*Exercise prompt*:
Your answer should be one number: how many lines of the records hold the string "DOWNLOADS".

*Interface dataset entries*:
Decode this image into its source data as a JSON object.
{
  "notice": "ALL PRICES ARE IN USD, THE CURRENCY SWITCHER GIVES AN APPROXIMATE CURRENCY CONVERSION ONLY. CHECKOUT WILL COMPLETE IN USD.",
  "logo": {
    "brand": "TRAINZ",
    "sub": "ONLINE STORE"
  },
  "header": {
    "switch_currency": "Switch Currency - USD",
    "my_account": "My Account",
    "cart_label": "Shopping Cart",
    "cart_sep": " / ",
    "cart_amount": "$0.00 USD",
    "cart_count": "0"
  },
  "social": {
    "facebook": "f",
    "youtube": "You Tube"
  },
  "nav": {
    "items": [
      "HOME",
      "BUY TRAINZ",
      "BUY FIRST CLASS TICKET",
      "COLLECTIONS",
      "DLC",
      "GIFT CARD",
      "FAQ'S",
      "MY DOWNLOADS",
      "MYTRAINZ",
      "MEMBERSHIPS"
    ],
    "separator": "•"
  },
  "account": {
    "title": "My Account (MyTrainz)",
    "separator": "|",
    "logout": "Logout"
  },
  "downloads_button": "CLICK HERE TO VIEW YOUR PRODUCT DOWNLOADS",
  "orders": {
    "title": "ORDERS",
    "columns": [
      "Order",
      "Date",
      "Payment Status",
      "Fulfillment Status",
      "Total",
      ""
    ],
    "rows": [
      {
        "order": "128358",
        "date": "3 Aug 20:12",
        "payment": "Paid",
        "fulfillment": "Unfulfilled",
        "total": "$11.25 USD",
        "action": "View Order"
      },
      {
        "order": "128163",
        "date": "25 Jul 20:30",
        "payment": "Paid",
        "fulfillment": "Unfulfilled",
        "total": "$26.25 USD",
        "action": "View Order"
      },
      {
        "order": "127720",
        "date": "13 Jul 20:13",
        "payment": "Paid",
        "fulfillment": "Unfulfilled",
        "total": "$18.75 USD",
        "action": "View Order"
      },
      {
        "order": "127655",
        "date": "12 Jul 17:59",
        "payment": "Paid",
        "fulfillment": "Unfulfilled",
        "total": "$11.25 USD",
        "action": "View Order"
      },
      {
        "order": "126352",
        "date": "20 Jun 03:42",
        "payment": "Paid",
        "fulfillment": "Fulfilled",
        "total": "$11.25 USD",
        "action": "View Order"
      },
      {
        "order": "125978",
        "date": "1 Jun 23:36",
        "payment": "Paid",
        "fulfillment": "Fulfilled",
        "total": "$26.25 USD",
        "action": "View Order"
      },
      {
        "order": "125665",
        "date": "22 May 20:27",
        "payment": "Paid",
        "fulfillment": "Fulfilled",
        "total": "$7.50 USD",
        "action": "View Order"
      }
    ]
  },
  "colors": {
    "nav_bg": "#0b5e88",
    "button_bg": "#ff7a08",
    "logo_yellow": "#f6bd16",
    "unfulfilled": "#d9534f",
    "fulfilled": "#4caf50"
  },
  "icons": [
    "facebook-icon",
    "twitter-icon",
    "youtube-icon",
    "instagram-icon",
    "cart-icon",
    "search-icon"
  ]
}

*Reply to the exercise*:
2